  • Keep documents that support tax credits or deductions, such as sales slips, credit card receipts, proofs of payment, invoices, canceled checks, bank statements and mileage logs. This is a good time to assess if there are records and receipts that can be collected to support deductions previously not claimed, or that previously may not have been available.
  • Keep records and receipts related to property taxes, such as mortgage interest documents, improvements and, if applicable, expenses related to sustaining a home-based business.
  • Keep any documents related to investment properties, including those related to purchase, improvements, repairs and depreciation.
  • Keep documents related to support of a full-time student who is claimed as a dependent.
  • Keep any receipts from job-related travel expenses that were not reimbursed.
  • Keep any and all receipts and records of expenses incurred in a job search, including costs associated with moving to a new city to begin a new job or because of a transfer.
  • Business owners should retain receipts, proof of purchase, and other expenses and assets, including cash register tapes, bank deposit slips, receipt books, purchase and sales invoices, credit card receipts, sales slips, canceled checks, account statements and petty cash slips. Also keep electronic records, such as databases, saved files, emails, instant messages and faxes.
  • Investment property owners should keep records of purchase, improvements, rental payments, and any related receipts.

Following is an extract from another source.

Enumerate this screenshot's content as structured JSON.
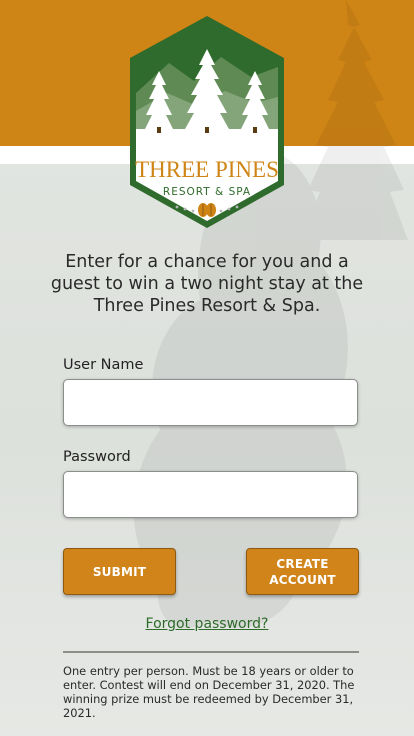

The Six-Year Rule

The IRS recommends taxpayers keep these basic records on hand for at least three years. Business owners with employees should keep all employment-related tax records for at least four years after the tax is due, or after the tax is paid, whichever is later.

Most tax professionals suggest maintaining these documents — including all previous year tax returns — in a safe, accessible place for at least six years.

For more suggestions and tips regarding record-keeping for individual taxpayers, see IRS Publication 17. Business owners can consult IRS Publication 583.

We have provided the following resource if you are missing any important documents as you are doing your DIY Tune Up: